§ WHAT YOU ARE ASKED TO DO
The full set of entries below needs to be written out exactly.

**** SOURCE RECORDS

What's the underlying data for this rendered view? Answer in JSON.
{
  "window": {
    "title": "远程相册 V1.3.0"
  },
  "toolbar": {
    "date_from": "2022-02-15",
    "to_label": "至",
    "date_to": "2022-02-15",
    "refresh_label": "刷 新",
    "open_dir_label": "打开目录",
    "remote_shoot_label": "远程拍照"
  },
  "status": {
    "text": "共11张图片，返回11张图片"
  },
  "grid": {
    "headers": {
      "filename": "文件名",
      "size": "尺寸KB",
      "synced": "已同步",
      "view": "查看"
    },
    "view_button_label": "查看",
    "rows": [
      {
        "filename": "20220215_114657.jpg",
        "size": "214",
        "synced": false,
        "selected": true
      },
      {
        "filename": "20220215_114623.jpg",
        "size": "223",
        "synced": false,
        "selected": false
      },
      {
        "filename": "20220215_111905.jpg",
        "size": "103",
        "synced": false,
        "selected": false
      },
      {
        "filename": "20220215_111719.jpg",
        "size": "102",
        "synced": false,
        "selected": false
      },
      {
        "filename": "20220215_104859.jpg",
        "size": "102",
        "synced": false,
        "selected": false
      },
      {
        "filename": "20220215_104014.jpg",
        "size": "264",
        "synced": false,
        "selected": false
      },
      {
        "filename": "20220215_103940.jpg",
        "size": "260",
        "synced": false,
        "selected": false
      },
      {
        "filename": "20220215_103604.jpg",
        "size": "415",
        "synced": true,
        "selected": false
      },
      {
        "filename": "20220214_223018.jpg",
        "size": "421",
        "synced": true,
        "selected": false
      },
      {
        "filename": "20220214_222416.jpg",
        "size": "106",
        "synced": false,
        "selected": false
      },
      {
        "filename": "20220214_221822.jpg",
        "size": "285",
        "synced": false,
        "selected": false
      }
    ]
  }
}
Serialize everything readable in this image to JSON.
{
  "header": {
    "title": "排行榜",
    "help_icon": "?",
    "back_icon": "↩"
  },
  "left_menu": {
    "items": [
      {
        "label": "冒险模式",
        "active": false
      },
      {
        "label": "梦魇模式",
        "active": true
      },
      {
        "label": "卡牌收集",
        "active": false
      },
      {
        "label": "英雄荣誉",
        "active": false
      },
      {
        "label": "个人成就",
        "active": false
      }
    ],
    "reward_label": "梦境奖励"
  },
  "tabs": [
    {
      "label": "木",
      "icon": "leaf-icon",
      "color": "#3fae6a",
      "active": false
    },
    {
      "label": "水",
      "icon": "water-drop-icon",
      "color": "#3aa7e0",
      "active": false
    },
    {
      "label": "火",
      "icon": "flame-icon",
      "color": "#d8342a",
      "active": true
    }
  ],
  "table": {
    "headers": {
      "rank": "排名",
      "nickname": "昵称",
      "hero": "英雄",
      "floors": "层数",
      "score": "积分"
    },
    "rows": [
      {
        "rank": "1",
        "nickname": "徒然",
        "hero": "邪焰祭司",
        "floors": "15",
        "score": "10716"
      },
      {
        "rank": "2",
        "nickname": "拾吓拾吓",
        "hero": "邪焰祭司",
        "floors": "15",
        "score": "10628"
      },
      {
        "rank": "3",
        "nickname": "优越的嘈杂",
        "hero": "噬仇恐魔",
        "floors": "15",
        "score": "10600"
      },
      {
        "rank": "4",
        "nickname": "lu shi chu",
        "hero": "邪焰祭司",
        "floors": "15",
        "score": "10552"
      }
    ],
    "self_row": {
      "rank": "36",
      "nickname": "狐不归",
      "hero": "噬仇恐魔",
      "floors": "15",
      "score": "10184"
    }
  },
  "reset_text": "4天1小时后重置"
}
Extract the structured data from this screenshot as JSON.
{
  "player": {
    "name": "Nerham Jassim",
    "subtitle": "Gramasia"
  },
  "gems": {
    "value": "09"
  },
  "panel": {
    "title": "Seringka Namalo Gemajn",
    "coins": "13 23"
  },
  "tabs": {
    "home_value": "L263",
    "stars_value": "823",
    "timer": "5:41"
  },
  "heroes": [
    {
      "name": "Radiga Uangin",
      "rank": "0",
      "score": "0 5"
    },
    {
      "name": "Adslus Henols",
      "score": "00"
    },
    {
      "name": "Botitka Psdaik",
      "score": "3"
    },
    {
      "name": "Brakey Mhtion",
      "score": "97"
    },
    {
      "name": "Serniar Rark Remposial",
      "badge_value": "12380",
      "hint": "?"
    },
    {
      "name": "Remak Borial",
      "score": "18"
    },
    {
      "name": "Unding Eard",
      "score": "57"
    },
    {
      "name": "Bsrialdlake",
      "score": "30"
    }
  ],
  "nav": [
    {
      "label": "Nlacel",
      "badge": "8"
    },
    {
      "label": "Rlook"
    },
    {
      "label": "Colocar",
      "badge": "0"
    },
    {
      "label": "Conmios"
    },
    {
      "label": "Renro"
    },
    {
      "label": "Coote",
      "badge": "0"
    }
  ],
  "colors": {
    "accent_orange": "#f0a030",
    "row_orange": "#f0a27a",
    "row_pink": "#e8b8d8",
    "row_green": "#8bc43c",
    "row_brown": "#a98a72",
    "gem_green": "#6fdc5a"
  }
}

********

§ TASK ANSWER
What's the underlying data for this rendered view? Answer in JSON.
{
  "window": {
    "title": "远程相册 V1.3.0"
  },
  "toolbar": {
    "date_from": "2022-02-15",
    "to_label": "至",
    "date_to": "2022-02-15",
    "refresh_label": "刷 新",
    "open_dir_label": "打开目录",
    "remote_shoot_label": "远程拍照"
  },
  "status": {
    "text": "共11张图片，返回11张图片"
  },
  "grid": {
    "headers": {
      "filename": "文件名",
      "size": "尺寸KB",
      "synced": "已同步",
      "view": "查看"
    },
    "view_button_label": "查看",
    "rows": [
      {
        "filename": "20220215_114657.jpg",
        "size": "214",
        "synced": false,
        "selected": true
      },
      {
        "filename": "20220215_114623.jpg",
        "size": "223",
        "synced": false,
        "selected": false
      },
      {
        "filename": "20220215_111905.jpg",
        "size": "103",
        "synced": false,
        "selected": false
      },
      {
        "filename": "20220215_111719.jpg",
        "size": "102",
        "synced": false,
        "selected": false
      },
      {
        "filename": "20220215_104859.jpg",
        "size": "102",
        "synced": false,
        "selected": false
      },
      {
        "filename": "20220215_104014.jpg",
        "size": "264",
        "synced": false,
        "selected": false
      },
      {
        "filename": "20220215_103940.jpg",
        "size": "260",
        "synced": false,
        "selected": false
      },
      {
        "filename": "20220215_103604.jpg",
        "size": "415",
        "synced": true,
        "selected": false
      },
      {
        "filename": "20220214_223018.jpg",
        "size": "421",
        "synced": true,
        "selected": false
      },
      {
        "filename": "20220214_222416.jpg",
        "size": "106",
        "synced": false,
        "selected": false
      },
      {
        "filename": "20220214_221822.jpg",
        "size": "285",
        "synced": false,
        "selected": false
      }
    ]
  }
}
Serialize everything readable in this image to JSON.
{
  "header": {
    "title": "排行榜",
    "help_icon": "?",
    "back_icon": "↩"
  },
  "left_menu": {
    "items": [
      {
        "label": "冒险模式",
        "active": false
      },
      {
        "label": "梦魇模式",
        "active": true
      },
      {
        "label": "卡牌收集",
        "active": false
      },
      {
        "label": "英雄荣誉",
        "active": false
      },
      {
        "label": "个人成就",
        "active": false
      }
    ],
    "reward_label": "梦境奖励"
  },
  "tabs": [
    {
      "label": "木",
      "icon": "leaf-icon",
      "color": "#3fae6a",
      "active": false
    },
    {
      "label": "水",
      "icon": "water-drop-icon",
      "color": "#3aa7e0",
      "active": false
    },
    {
      "label": "火",
      "icon": "flame-icon",
      "color": "#d8342a",
      "active": true
    }
  ],
  "table": {
    "headers": {
      "rank": "排名",
      "nickname": "昵称",
      "hero": "英雄",
      "floors": "层数",
      "score": "积分"
    },
    "rows": [
      {
        "rank": "1",
        "nickname": "徒然",
        "hero": "邪焰祭司",
        "floors": "15",
        "score": "10716"
      },
      {
        "rank": "2",
        "nickname": "拾吓拾吓",
        "hero": "邪焰祭司",
        "floors": "15",
        "score": "10628"
      },
      {
        "rank": "3",
        "nickname": "优越的嘈杂",
        "hero": "噬仇恐魔",
        "floors": "15",
        "score": "10600"
      },
      {
        "rank": "4",
        "nickname": "lu shi chu",
        "hero": "邪焰祭司",
        "floors": "15",
        "score": "10552"
      }
    ],
    "self_row": {
      "rank": "36",
      "nickname": "狐不归",
      "hero": "噬仇恐魔",
      "floors": "15",
      "score": "10184"
    }
  },
  "reset_text": "4天1小时后重置"
}
Extract the structured data from this screenshot as JSON.
{
  "player": {
    "name": "Nerham Jassim",
    "subtitle": "Gramasia"
  },
  "gems": {
    "value": "09"
  },
  "panel": {
    "title": "Seringka Namalo Gemajn",
    "coins": "13 23"
  },
  "tabs": {
    "home_value": "L263",
    "stars_value": "823",
    "timer": "5:41"
  },
  "heroes": [
    {
      "name": "Radiga Uangin",
      "rank": "0",
      "score": "0 5"
    },
    {
      "name": "Adslus Henols",
      "score": "00"
    },
    {
      "name": "Botitka Psdaik",
      "score": "3"
    },
    {
      "name": "Brakey Mhtion",
      "score": "97"
    },
    {
      "name": "Serniar Rark Remposial",
      "badge_value": "12380",
      "hint": "?"
    },
    {
      "name": "Remak Borial",
      "score": "18"
    },
    {
      "name": "Unding Eard",
      "score": "57"
    },
    {
      "name": "Bsrialdlake",
      "score": "30"
    }
  ],
  "nav": [
    {
      "label": "Nlacel",
      "badge": "8"
    },
    {
      "label": "Rlook"
    },
    {
      "label": "Colocar",
      "badge": "0"
    },
    {
      "label": "Conmios"
    },
    {
      "label": "Renro"
    },
    {
      "label": "Coote",
      "badge": "0"
    }
  ],
  "colors": {
    "accent_orange": "#f0a030",
    "row_orange": "#f0a27a",
    "row_pink": "#e8b8d8",
    "row_green": "#8bc43c",
    "row_brown": "#a98a72",
    "gem_green": "#6fdc5a"
  }
}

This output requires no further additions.